The desk you can draw on - drawable desk 1 - doug neill

The Desk You Can Draw On

I’ve been spending most of my work hours at a different desk lately, one that I’ve owned for a while but only recently began using as my primary workspace. The unique thing about this desk is that it has a roll of paper attached to it that I can pull out and cover the table with, providing me with ample doodling space around my computer, notebooks, and mugs full of pens.

The desk you can draw on - drawable desk 3 - doug neill

The way in which I use that drawable space is constantly evolving, but what has surprised me is how good it feels to be able to mark up my workspace in whatever ways I want. To draw a quick doodle, make plans for a new project, write down quotes I want to illustrate, make to-do lists, outline an upcoming blog post, even draw out a quick sketchnote of something I’m reading or listening to.

The desk you can draw on - drawable desk 2 - doug neill

Those notes, ideas, and reminders then just hang out there as I work and play throughout the day. When I complete the to-dos I cross them out. The project ideas and outlines I build on over time. When something new comes to mind, I find some open space and jot it down. I don’t intentionally fill this space in a left-to-right, top-to-bottom order.
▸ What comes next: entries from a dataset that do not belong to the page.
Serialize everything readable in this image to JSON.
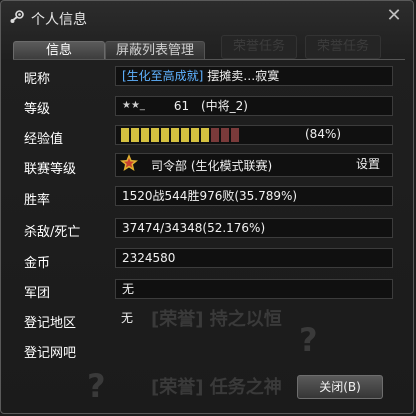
{
  "window": {
    "title": "个人信息",
    "icon": "steam-icon",
    "close_glyph": "✕"
  },
  "tabs": [
    {
      "label": "信息",
      "active": true
    },
    {
      "label": "屏蔽列表管理",
      "active": false
    }
  ],
  "background_tabs": [
    "荣誉任务",
    "荣誉任务"
  ],
  "background_text": [
    "[荣誉] 持之以恒",
    "[荣誉] 任务之神",
    "?",
    "?"
  ],
  "profile": {
    "nickname": {
      "label": "昵称",
      "tag": "[生化至高成就]",
      "name": "摆摊卖…寂寞"
    },
    "level": {
      "label": "等级",
      "rank_icon": "★★_",
      "value": "61",
      "title": "(中将_2)"
    },
    "exp": {
      "label": "经验值",
      "percent_text": "(84%)",
      "progress": 0.84,
      "filled_color": "#d4c040",
      "empty_color": "#7a3a3a"
    },
    "league": {
      "label": "联赛等级",
      "medal_icon": "star-medal-icon",
      "text": "司令部 (生化模式联赛)",
      "settings_label": "设置"
    },
    "win_rate": {
      "label": "胜率",
      "value": "1520战544胜976败(35.789%)"
    },
    "kd": {
      "label": "杀敌/死亡",
      "value": "37474/34348(52.176%)"
    },
    "gold": {
      "label": "金币",
      "value": "2324580"
    },
    "clan": {
      "label": "军团",
      "value": "无"
    },
    "region": {
      "label": "登记地区",
      "value": "无"
    },
    "netbar": {
      "label": "登记网吧",
      "value": ""
    }
  },
  "buttons": {
    "close_label": "关闭(B)"
  },
  "colors": {
    "accent_blue": "#5fb2ff",
    "medal_red": "#c8402e",
    "medal_gold": "#e0b030"
  }
}
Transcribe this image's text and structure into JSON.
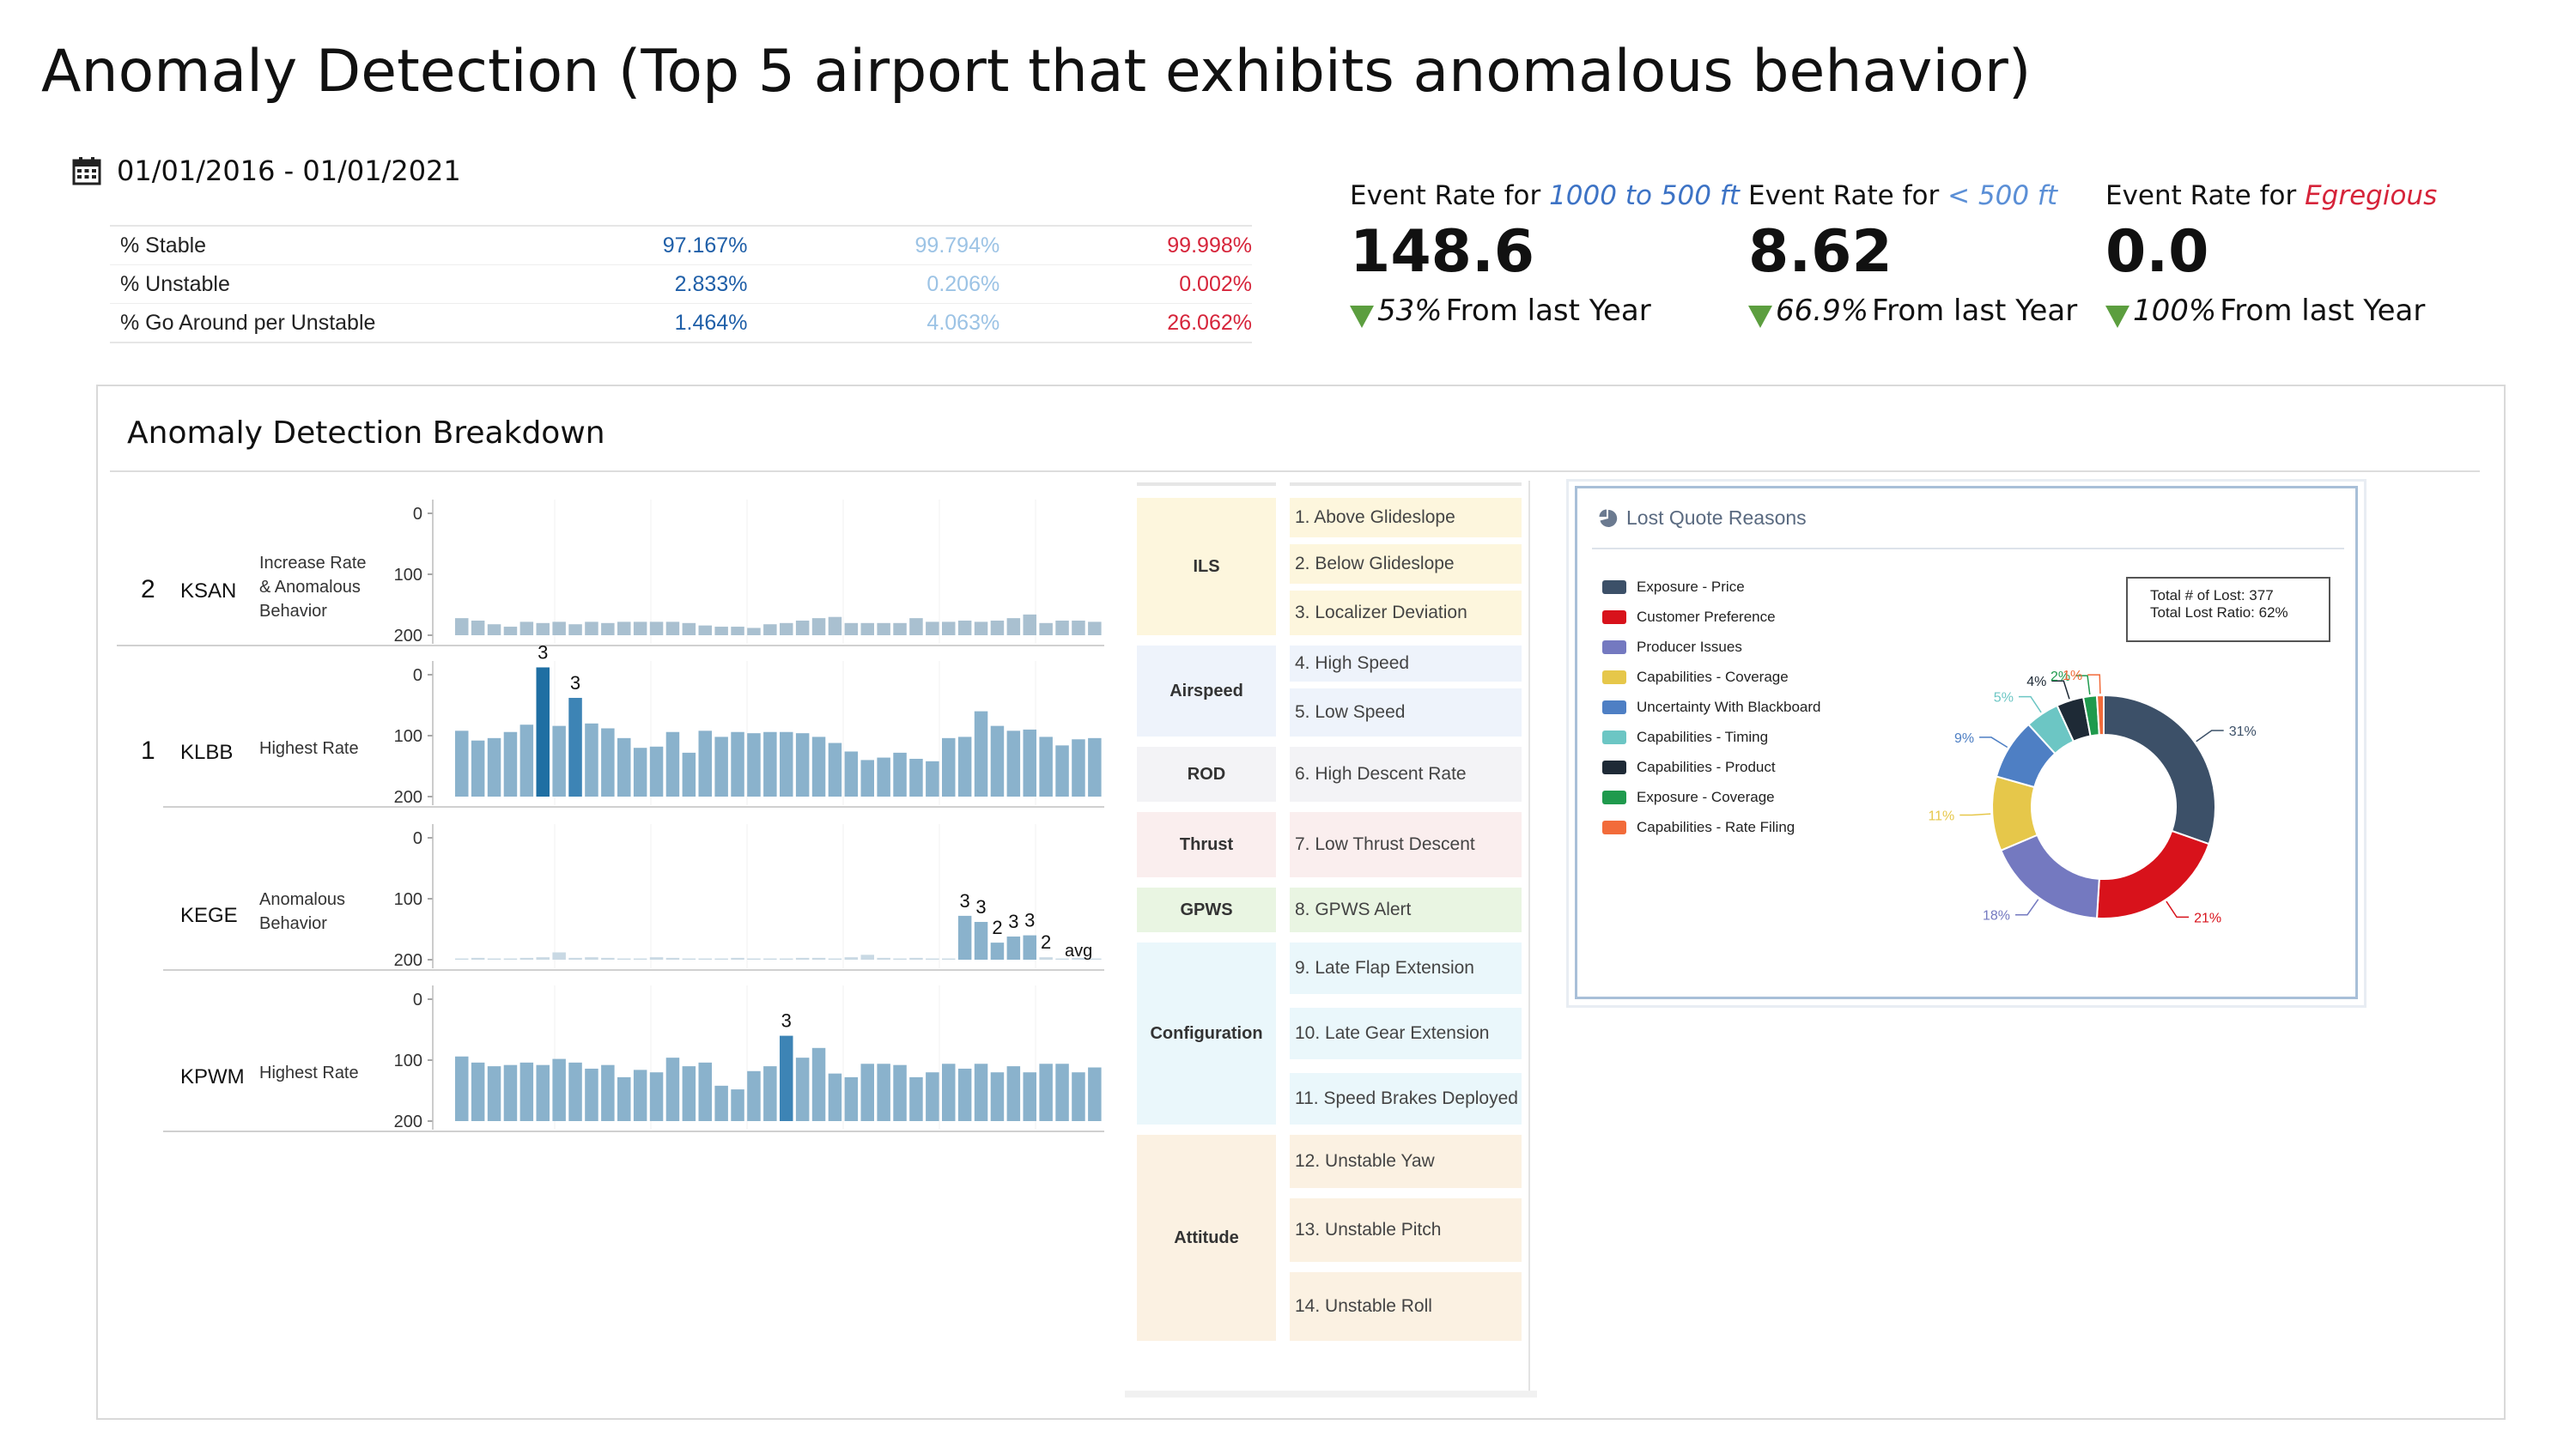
{
  "page": {
    "title": "Anomaly Detection (Top 5 airport that exhibits anomalous behavior)",
    "date_range": "01/01/2016 - 01/01/2021"
  },
  "stats": {
    "rows": [
      {
        "label": "% Stable",
        "v1": "97.167%",
        "v2": "99.794%",
        "v3": "99.998%"
      },
      {
        "label": "% Unstable",
        "v1": "2.833%",
        "v2": "0.206%",
        "v3": "0.002%"
      },
      {
        "label": "% Go Around per Unstable",
        "v1": "1.464%",
        "v2": "4.063%",
        "v3": "26.062%"
      }
    ]
  },
  "kpis": [
    {
      "label": "Event Rate for ",
      "qualifier": "1000 to 500 ft",
      "qualifier_color": "#3d73c5",
      "value": "148.6",
      "change": "53%",
      "change_suffix": " From last Year"
    },
    {
      "label": "Event Rate for ",
      "qualifier": "< 500 ft",
      "qualifier_color": "#5b8fd6",
      "value": "8.62",
      "change": "66.9%",
      "change_suffix": " From last Year"
    },
    {
      "label": "Event Rate for ",
      "qualifier": "Egregious",
      "qualifier_color": "#d6243a",
      "value": "0.0",
      "change": "100%",
      "change_suffix": " From last Year"
    }
  ],
  "breakdown": {
    "title": "Anomaly Detection Breakdown"
  },
  "chart_data": [
    {
      "type": "bar",
      "rank": "2",
      "airport": "KSAN",
      "reason": [
        "Increase Rate",
        "& Anomalous",
        "Behavior"
      ],
      "ylim": [
        0,
        200
      ],
      "yticks": [
        "200",
        "100",
        "0"
      ],
      "values": [
        28,
        24,
        18,
        14,
        22,
        20,
        22,
        18,
        22,
        20,
        22,
        22,
        22,
        22,
        20,
        16,
        14,
        14,
        12,
        18,
        20,
        24,
        28,
        30,
        20,
        20,
        20,
        20,
        28,
        22,
        22,
        24,
        22,
        24,
        28,
        34,
        20,
        24,
        24,
        22
      ],
      "highlight": [],
      "labels": []
    },
    {
      "type": "bar",
      "rank": "1",
      "airport": "KLBB",
      "reason": [
        "Highest Rate"
      ],
      "ylim": [
        0,
        200
      ],
      "yticks": [
        "200",
        "100",
        "0"
      ],
      "values": [
        108,
        92,
        96,
        106,
        118,
        212,
        116,
        162,
        120,
        112,
        96,
        80,
        82,
        106,
        72,
        108,
        98,
        106,
        104,
        106,
        106,
        104,
        98,
        88,
        74,
        60,
        64,
        72,
        62,
        58,
        96,
        98,
        140,
        116,
        108,
        110,
        98,
        84,
        94,
        96
      ],
      "highlight": [
        5,
        7
      ],
      "labels": [
        {
          "i": 5,
          "text": "3"
        },
        {
          "i": 7,
          "text": "3"
        }
      ]
    },
    {
      "type": "bar",
      "rank": "",
      "airport": "KEGE",
      "reason": [
        "Anomalous",
        "Behavior"
      ],
      "ylim": [
        0,
        200
      ],
      "yticks": [
        "200",
        "100",
        "0"
      ],
      "values": [
        2,
        3,
        2,
        2,
        3,
        4,
        12,
        3,
        4,
        3,
        2,
        2,
        4,
        3,
        2,
        2,
        2,
        3,
        2,
        2,
        2,
        3,
        3,
        2,
        4,
        8,
        3,
        2,
        3,
        2,
        2,
        72,
        62,
        28,
        38,
        40,
        4,
        2,
        3,
        2
      ],
      "highlight": [],
      "labels": [
        {
          "i": 31,
          "text": "3"
        },
        {
          "i": 32,
          "text": "3"
        },
        {
          "i": 33,
          "text": "2"
        },
        {
          "i": 34,
          "text": "3"
        },
        {
          "i": 35,
          "text": "3"
        },
        {
          "i": 36,
          "text": "2"
        }
      ],
      "end_label": "avg"
    },
    {
      "type": "bar",
      "rank": "",
      "airport": "KPWM",
      "reason": [
        "Highest Rate"
      ],
      "ylim": [
        0,
        200
      ],
      "yticks": [
        "200",
        "100",
        "0"
      ],
      "values": [
        106,
        96,
        90,
        92,
        96,
        92,
        102,
        96,
        86,
        92,
        72,
        84,
        80,
        104,
        90,
        96,
        58,
        52,
        82,
        90,
        140,
        104,
        120,
        78,
        72,
        94,
        94,
        92,
        72,
        80,
        94,
        86,
        94,
        80,
        90,
        80,
        94,
        94,
        80,
        88
      ],
      "highlight": [
        20
      ],
      "labels": [
        {
          "i": 20,
          "text": "3"
        }
      ]
    }
  ],
  "anomalies": {
    "categories": [
      {
        "name": "ILS",
        "items": [
          "1. Above Glideslope",
          "2. Below Glideslope",
          "3. Localizer Deviation"
        ]
      },
      {
        "name": "Airspeed",
        "items": [
          "4. High Speed",
          "5. Low Speed"
        ]
      },
      {
        "name": "ROD",
        "items": [
          "6. High Descent Rate"
        ]
      },
      {
        "name": "Thrust",
        "items": [
          "7. Low Thrust Descent"
        ]
      },
      {
        "name": "GPWS",
        "items": [
          "8. GPWS Alert"
        ]
      },
      {
        "name": "Configuration",
        "items": [
          "9. Late Flap Extension",
          "10. Late Gear Extension",
          "11. Speed Brakes Deployed"
        ]
      },
      {
        "name": "Attitude",
        "items": [
          "12. Unstable Yaw",
          "13. Unstable Pitch",
          "14. Unstable Roll"
        ]
      }
    ],
    "colors": {
      "ILS": "#fdf6dd",
      "Airspeed": "#eef3fb",
      "ROD": "#f3f3f6",
      "Thrust": "#faeeee",
      "GPWS": "#e9f5e2",
      "Configuration": "#eaf7fb",
      "Attitude": "#fbf1e2"
    }
  },
  "lost_quote": {
    "title": "Lost Quote Reasons",
    "total_lost": "Total # of Lost: 377",
    "total_ratio": "Total Lost Ratio: 62%",
    "legend": [
      {
        "name": "Exposure - Price",
        "color": "#3c5068"
      },
      {
        "name": "Customer Preference",
        "color": "#d8121b"
      },
      {
        "name": "Producer Issues",
        "color": "#7479c0"
      },
      {
        "name": "Capabilities - Coverage",
        "color": "#e6c74a"
      },
      {
        "name": "Uncertainty With Blackboard",
        "color": "#4e7fc4"
      },
      {
        "name": "Capabilities - Timing",
        "color": "#6cc6c4"
      },
      {
        "name": "Capabilities - Product",
        "color": "#1e2a36"
      },
      {
        "name": "Exposure - Coverage",
        "color": "#1f9a4d"
      },
      {
        "name": "Capabilities - Rate Filing",
        "color": "#f26b3a"
      }
    ],
    "chart_data": {
      "type": "pie",
      "slices": [
        {
          "name": "Exposure - Price",
          "value": 31,
          "label": "31%"
        },
        {
          "name": "Customer Preference",
          "value": 21,
          "label": "21%"
        },
        {
          "name": "Producer Issues",
          "value": 18,
          "label": "18%"
        },
        {
          "name": "Capabilities - Coverage",
          "value": 11,
          "label": "11%"
        },
        {
          "name": "Uncertainty With Blackboard",
          "value": 9,
          "label": "9%"
        },
        {
          "name": "Capabilities - Timing",
          "value": 5,
          "label": "5%"
        },
        {
          "name": "Capabilities - Product",
          "value": 4,
          "label": "4%"
        },
        {
          "name": "Exposure - Coverage",
          "value": 2,
          "label": "2%"
        },
        {
          "name": "Capabilities - Rate Filing",
          "value": 1,
          "label": "1%"
        }
      ]
    }
  }
}
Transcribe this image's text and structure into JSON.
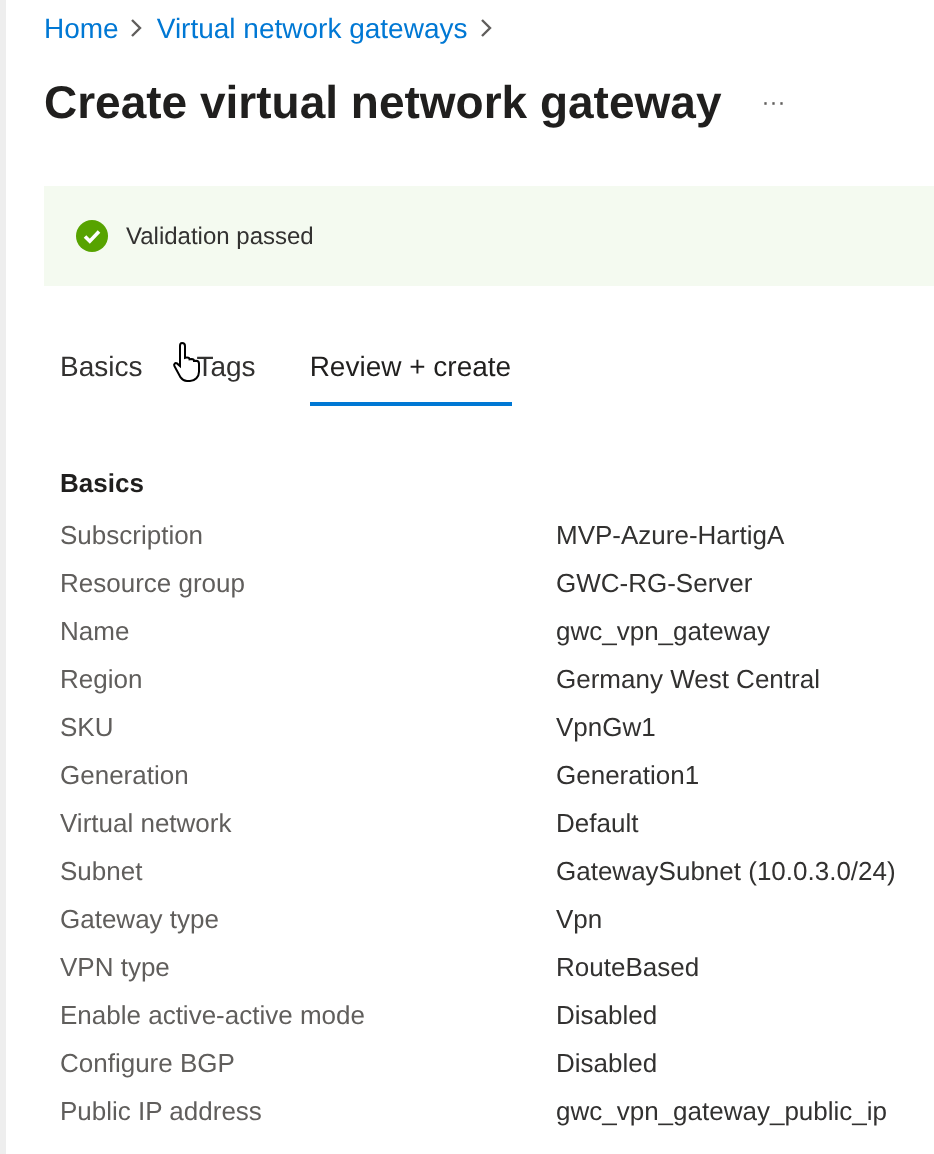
{
  "breadcrumb": [
    "Home",
    "Virtual network gateways"
  ],
  "title": "Create virtual network gateway",
  "more": "···",
  "banner": {
    "kind": "success",
    "text": "Validation passed"
  },
  "tabs": [
    {
      "label": "Basics",
      "selected": false
    },
    {
      "label": "Tags",
      "selected": false
    },
    {
      "label": "Review + create",
      "selected": true
    }
  ],
  "section": {
    "title": "Basics",
    "rows": [
      {
        "label": "Subscription",
        "value": "MVP-Azure-HartigA"
      },
      {
        "label": "Resource group",
        "value": "GWC-RG-Server"
      },
      {
        "label": "Name",
        "value": "gwc_vpn_gateway"
      },
      {
        "label": "Region",
        "value": "Germany West Central"
      },
      {
        "label": "SKU",
        "value": "VpnGw1"
      },
      {
        "label": "Generation",
        "value": "Generation1"
      },
      {
        "label": "Virtual network",
        "value": "Default"
      },
      {
        "label": "Subnet",
        "value": "GatewaySubnet (10.0.3.0/24)"
      },
      {
        "label": "Gateway type",
        "value": "Vpn"
      },
      {
        "label": "VPN type",
        "value": "RouteBased"
      },
      {
        "label": "Enable active-active mode",
        "value": "Disabled"
      },
      {
        "label": "Configure BGP",
        "value": "Disabled"
      },
      {
        "label": "Public IP address",
        "value": "gwc_vpn_gateway_public_ip"
      }
    ]
  }
}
I just find a clear spot and start writing or drawing.

The desk you can draw on - drawable desk 1 - doug neill

Once I feel that things are getting a bit cluttered, when it becomes hard to find open space for new ideas, I simply clear the desk, roll out some new paper, and start filling it again. I tear off the portion with old notes and look through it to see if there are pieces I haven’t acted on yet – ideas I still want to pursue or to-dos that have yet to be done.

What I’m finding is that this desk helps me to get ideas out of my head and onto something tangible quicker than any other process I’ve tried in the past. I don’t have to go searching for the right notebook that will be the best place for that idea. I don’t have to wake up my phone and pull up the right app. I just jot the thing down in that highly visible place in front of me, knowing that I can revisit it whenever I want.

I lucked into this table – a friend who was clearing out her basement thought I might be interested in using it. And she was right. I’ve become so attached to it that I think drawable workspaces are going to remain a constant in my relatively new lifestyle with creative work at its core.

Have you ever experimented with workspaces that you can draw on? In what way do you use them? Let us know your thoughts in the comment section below.


To get new sketchnotes and other visual goodness delivered right to your inbox,

sign up for The Verbal To Visual Newsletter.